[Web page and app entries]
○ ○ ○ ○ ○ ○ ○

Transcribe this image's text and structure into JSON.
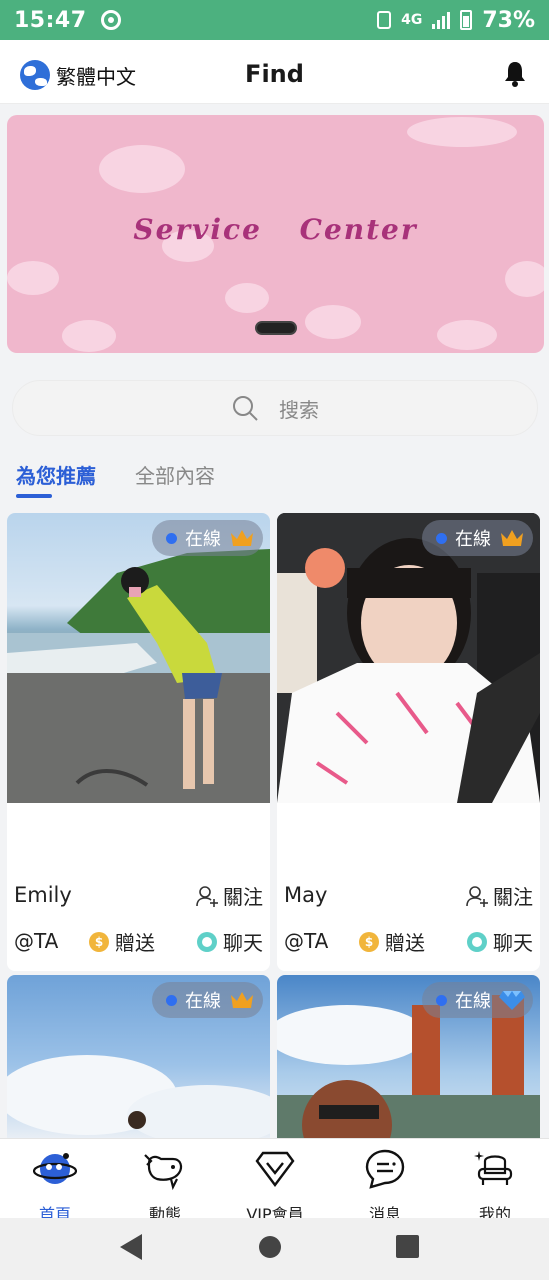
{
  "status_bar": {
    "time": "15:47",
    "network": "4G",
    "battery": "73%"
  },
  "header": {
    "language": "繁體中文",
    "title": "Find"
  },
  "banner": {
    "text": "Service Center"
  },
  "search": {
    "placeholder": "搜索"
  },
  "tabs": [
    {
      "label": "為您推薦",
      "active": true
    },
    {
      "label": "全部內容",
      "active": false
    }
  ],
  "cards": [
    {
      "status": "在線",
      "badge_icon": "crown-icon",
      "name": "Emily",
      "follow_label": "關注",
      "handle": "@TA",
      "gift_label": "贈送",
      "chat_label": "聊天"
    },
    {
      "status": "在線",
      "badge_icon": "crown-icon",
      "name": "May",
      "follow_label": "關注",
      "handle": "@TA",
      "gift_label": "贈送",
      "chat_label": "聊天"
    },
    {
      "status": "在線",
      "badge_icon": "crown-icon"
    },
    {
      "status": "在線",
      "badge_icon": "diamond-icon"
    }
  ],
  "bottom_nav": [
    {
      "label": "首頁",
      "icon": "planet-icon",
      "active": true
    },
    {
      "label": "動態",
      "icon": "whale-icon",
      "active": false
    },
    {
      "label": "VIP會員",
      "icon": "vip-diamond-icon",
      "active": false
    },
    {
      "label": "消息",
      "icon": "message-icon",
      "active": false
    },
    {
      "label": "我的",
      "icon": "profile-chair-icon",
      "active": false
    }
  ],
  "colors": {
    "status_bar": "#4cb17f",
    "accent": "#2c5fd6",
    "banner_bg": "#f0b7cc",
    "banner_text": "#a8327a",
    "crown": "#f0a020",
    "gift_coin": "#f1b53b",
    "chat": "#5fd0c8"
  }
}
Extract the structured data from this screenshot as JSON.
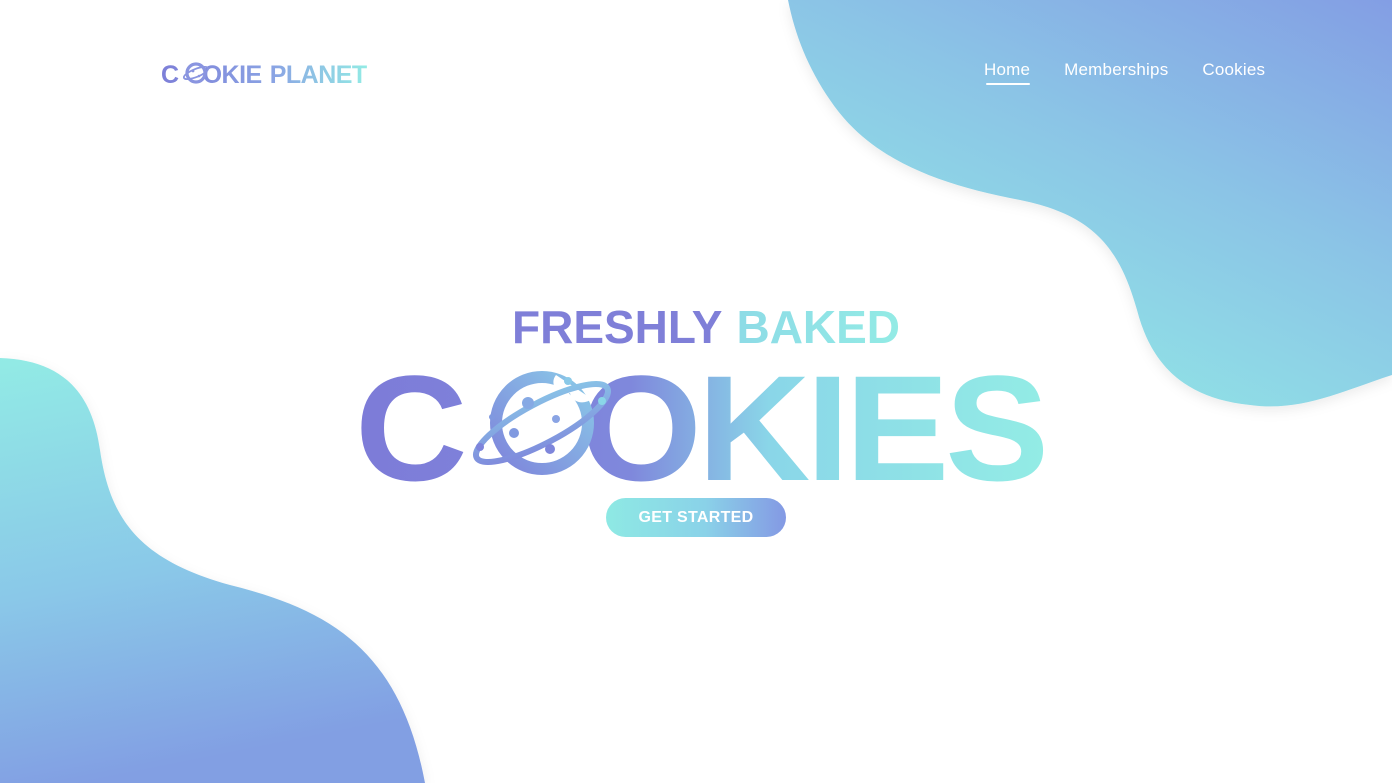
{
  "brand": {
    "name_part1": "COOKIE",
    "name_part2": "PLANET",
    "logo_icon": "cookie-planet-icon"
  },
  "nav": {
    "items": [
      {
        "label": "Home",
        "active": true
      },
      {
        "label": "Memberships",
        "active": false
      },
      {
        "label": "Cookies",
        "active": false
      }
    ]
  },
  "hero": {
    "line1_part1": "FRESHLY",
    "line1_part2": "BAKED",
    "line2": "COOKIES",
    "cta_label": "GET STARTED"
  },
  "colors": {
    "purple": "#7f7fd9",
    "violet": "#8a86e0",
    "aqua": "#93ece6",
    "sky": "#8ac9e8",
    "white": "#ffffff"
  }
}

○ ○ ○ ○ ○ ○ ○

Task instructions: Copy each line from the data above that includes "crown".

Answer box:
      "badge_icon": "crown-icon",
      "badge_icon": "crown-icon",
      "badge_icon": "crown-icon"
    "crown": "#f0a020",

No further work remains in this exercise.